Susan Sontag (1933-2004): Regarding The Pain of Others

Written on October 9, 2007 by Santiago Iñiguez in Arts & Cultures & Societies

Santiago Iniguez

It is an honour to be invited to participate in this blog, which will be the showcase for many of the intitiatives of the new Department of Humanities here at IE Business School lead by Arantza de Areila.

Susan Sontag (1933-2004): Regarding The Pain of Others

In today’s Western World, most of us are lucky to live distant from
external violence. Although our chances of suffering a violent attack
or an accident may vary, depending on countries, lifestyle or jobs,
they are not comparable to the defencelessness experienced by our
ancestors, centuries ago. The evolution of institutions, the rule of
law and moral progress achieved in our societies make the experience of
external violence an improbable event. However, we can still regularly
see violent phenomena through TV and other media, watching news on
wars, terrorist attacks, murders, natural disasters and similar
horrible events.

In a post I wrote in BizDeansTalk, I referred to Simone de Beauvoir’s splendid novel "Les Belles Images",
where the French café-philosopher and novelist describes a situation
which could be transferable to present days. The protagonist, a
conscientious mother, wonders why her daughter is worried about some
inevitable evils that exist in the world but occur far from home
–hunger, epidemics, natural disasters- and cause devastating effects
among huge numbers of poor people of the third world, although these
problems can not be solved solely by one person (if at all). This
impotence of the single individual to solve a given evil produces a
natural, defensive reaction in many humans. People like "belle images"
–beautiful images- and are not prepared to be constantly exposed to the
image of horror or suffering. The natural reaction of the mother is,
then, to change the TV channel or the subject in order to avoid the
exposure of her beloved daughter to the cruellest aspects of life. The
extreme version of the "belle image" syndrome is just to avoid talking
or showing pictures of some particular disaster. I am sure you identify
the syndrome I am talking about.

Sometimes I hear that managers should avoid being sensitive or
compassionate, since they should take hard decisions that may affect
thousands of people while keeping themselves calm and unaffected at the
same time. Imagine that you have to fire half of your team as a
consequence of a merger or a company downsizing. How could you cope
with the personal tensions derived from such measure without detaching
yourself enough to avoid suffering personally. Indeed, some managers,
and humans in general, develop some sort of defence mechanisms to
protect themselves from mental disruptions in times of crisis.

However, sensitiveness and compassion have room in business
relations as virtues to be practised. The challenge for managers is how
to take hard decisions and at the same time keep their humanity. I can
only think of a way-out in those cases: hard decisions should be
subject to rational scrutiny and managers who adopt them should be
capable of defending them in the public arena through reasonable

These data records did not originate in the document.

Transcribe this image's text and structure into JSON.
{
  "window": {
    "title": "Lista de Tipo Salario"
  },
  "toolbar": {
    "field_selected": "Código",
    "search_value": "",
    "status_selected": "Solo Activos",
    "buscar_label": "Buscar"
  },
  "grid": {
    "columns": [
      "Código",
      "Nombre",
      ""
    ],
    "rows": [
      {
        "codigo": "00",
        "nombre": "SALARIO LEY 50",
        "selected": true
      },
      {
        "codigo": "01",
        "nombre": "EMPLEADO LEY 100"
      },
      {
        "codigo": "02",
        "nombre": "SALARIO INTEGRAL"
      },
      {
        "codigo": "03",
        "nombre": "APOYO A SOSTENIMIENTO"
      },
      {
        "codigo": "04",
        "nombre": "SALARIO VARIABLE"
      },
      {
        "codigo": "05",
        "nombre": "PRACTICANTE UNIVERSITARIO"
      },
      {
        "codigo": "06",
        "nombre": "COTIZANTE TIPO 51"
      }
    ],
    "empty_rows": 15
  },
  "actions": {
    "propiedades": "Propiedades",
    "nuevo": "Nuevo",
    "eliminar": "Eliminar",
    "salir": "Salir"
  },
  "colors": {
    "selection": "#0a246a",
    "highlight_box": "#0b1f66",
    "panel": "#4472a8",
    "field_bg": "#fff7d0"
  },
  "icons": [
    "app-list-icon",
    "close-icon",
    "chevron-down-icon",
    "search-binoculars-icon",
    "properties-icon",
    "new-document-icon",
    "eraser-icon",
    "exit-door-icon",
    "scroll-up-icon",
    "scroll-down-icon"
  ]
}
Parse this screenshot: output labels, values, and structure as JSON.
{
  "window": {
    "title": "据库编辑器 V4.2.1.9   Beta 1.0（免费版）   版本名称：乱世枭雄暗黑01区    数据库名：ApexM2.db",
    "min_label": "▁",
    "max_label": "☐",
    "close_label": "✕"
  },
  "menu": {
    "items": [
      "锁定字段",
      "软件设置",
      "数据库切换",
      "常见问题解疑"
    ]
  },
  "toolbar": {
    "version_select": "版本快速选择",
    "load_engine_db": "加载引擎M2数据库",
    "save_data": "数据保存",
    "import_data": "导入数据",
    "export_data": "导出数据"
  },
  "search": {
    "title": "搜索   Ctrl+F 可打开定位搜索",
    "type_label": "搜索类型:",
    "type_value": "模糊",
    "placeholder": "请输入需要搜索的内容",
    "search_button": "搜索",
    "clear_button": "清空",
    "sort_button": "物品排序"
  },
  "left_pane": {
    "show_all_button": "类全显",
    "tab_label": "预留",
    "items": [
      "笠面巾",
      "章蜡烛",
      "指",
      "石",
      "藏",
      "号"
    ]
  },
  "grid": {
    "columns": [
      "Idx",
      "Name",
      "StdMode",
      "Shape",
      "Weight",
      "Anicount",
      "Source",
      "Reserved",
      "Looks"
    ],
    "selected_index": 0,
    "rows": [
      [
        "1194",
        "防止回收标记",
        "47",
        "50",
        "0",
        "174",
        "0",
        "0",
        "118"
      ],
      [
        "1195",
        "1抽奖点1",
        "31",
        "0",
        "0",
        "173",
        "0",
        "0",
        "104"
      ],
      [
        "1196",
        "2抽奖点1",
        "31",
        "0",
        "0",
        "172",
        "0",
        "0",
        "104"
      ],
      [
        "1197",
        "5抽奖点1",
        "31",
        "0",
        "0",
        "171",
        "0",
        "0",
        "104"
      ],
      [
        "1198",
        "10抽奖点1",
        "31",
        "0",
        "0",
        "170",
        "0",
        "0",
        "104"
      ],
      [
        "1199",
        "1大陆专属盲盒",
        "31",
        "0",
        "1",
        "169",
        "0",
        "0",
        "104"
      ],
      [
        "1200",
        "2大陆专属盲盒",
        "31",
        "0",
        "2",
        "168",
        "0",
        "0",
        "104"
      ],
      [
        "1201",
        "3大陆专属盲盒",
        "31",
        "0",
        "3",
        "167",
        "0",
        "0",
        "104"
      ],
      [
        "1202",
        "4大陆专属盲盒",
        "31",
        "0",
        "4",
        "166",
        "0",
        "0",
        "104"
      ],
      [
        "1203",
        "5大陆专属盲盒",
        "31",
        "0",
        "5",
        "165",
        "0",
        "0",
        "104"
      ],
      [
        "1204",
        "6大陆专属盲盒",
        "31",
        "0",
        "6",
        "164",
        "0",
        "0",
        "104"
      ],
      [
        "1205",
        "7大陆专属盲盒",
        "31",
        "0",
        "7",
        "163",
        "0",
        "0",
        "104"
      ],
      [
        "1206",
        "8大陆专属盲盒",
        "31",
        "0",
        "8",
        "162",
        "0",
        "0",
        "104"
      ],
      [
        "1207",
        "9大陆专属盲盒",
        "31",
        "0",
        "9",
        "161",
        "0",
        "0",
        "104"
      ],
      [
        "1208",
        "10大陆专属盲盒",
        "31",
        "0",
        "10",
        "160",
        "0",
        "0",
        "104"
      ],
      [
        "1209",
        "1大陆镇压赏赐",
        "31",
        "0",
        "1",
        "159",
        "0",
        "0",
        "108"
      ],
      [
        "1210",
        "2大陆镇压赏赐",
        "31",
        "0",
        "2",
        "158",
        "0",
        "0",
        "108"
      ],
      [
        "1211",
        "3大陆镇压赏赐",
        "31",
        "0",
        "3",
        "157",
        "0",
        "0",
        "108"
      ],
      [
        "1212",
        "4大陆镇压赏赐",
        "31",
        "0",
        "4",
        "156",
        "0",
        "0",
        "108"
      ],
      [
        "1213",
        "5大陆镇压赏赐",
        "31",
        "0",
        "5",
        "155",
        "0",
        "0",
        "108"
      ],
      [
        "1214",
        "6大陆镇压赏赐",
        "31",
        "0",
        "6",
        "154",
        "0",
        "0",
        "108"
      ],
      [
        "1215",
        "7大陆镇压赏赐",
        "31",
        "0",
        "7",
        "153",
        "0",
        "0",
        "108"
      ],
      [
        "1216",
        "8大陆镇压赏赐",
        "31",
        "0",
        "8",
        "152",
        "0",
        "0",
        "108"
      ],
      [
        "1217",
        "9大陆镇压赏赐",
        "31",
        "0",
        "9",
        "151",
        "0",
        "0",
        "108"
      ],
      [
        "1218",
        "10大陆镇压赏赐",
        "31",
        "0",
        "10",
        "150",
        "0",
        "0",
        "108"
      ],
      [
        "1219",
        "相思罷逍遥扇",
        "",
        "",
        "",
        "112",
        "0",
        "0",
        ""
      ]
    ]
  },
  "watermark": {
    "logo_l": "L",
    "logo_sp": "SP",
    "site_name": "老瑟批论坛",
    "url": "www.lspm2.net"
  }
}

Going back to atrocities and how people react to them, this summer I
read Susan Sontag’s “Regarding The Pain of Others”, a forceful essay on
the imagery of warfare, a wake-up call at a time when we are
witnessing, every day, countless attacks on human lives in Darfur, in the Middle
East, in Iraq, in Afghanistan and, unfortunately, in many other places,
more than what headlines can tell. Sontag explains that “the
understanding of war among people who have not experienced war is now
chiefly a product of [war photographers’] images”.

So far as we feel sympathy," Sontag writes, "we feel we are not
accomplices to what caused the suffering. Our sympathy proclaims our
innocence as well as our impotence. To that extent, it can be (for all
our good intentions) an impertinent -if not an inappropriate- response.
To set aside the sympathy we extend to others beset by war and
murderous politics for a consideration of how our privileges are
located on the same map as their suffering, and may – in ways that we
prefer not to imagine- be linked to their suffering, as the wealth of
some may imply the destitution of others, is a task for which the
painful, stirring images supply only the initial spark."

Sontag is also realistic about what intellectuals can do about
warfare: “Who believes today that war can be abolished? Noone, not even
pacifists. We hope only (so far in vain) to stop genocide and to bring
to justice those who commit gross violations of the laws of war (for
there are laws of war, to which combatants should be held too), and to
be able to stop specific wars by imposing negotiated alternatives to
armed conflict.”

Let me suggest two steps in the right direction towards the
progressive eradication of war: business and education. They can
enhance our senses and our sensibility.


No comments yet.

Leave a Comment


We use both our own and third-party cookies to enhance our services and to offer you the content that most suits your preferences by analysing your browsing habits. Your continued use of the site means that you accept these cookies. You may change your settings and obtain more information here. Accept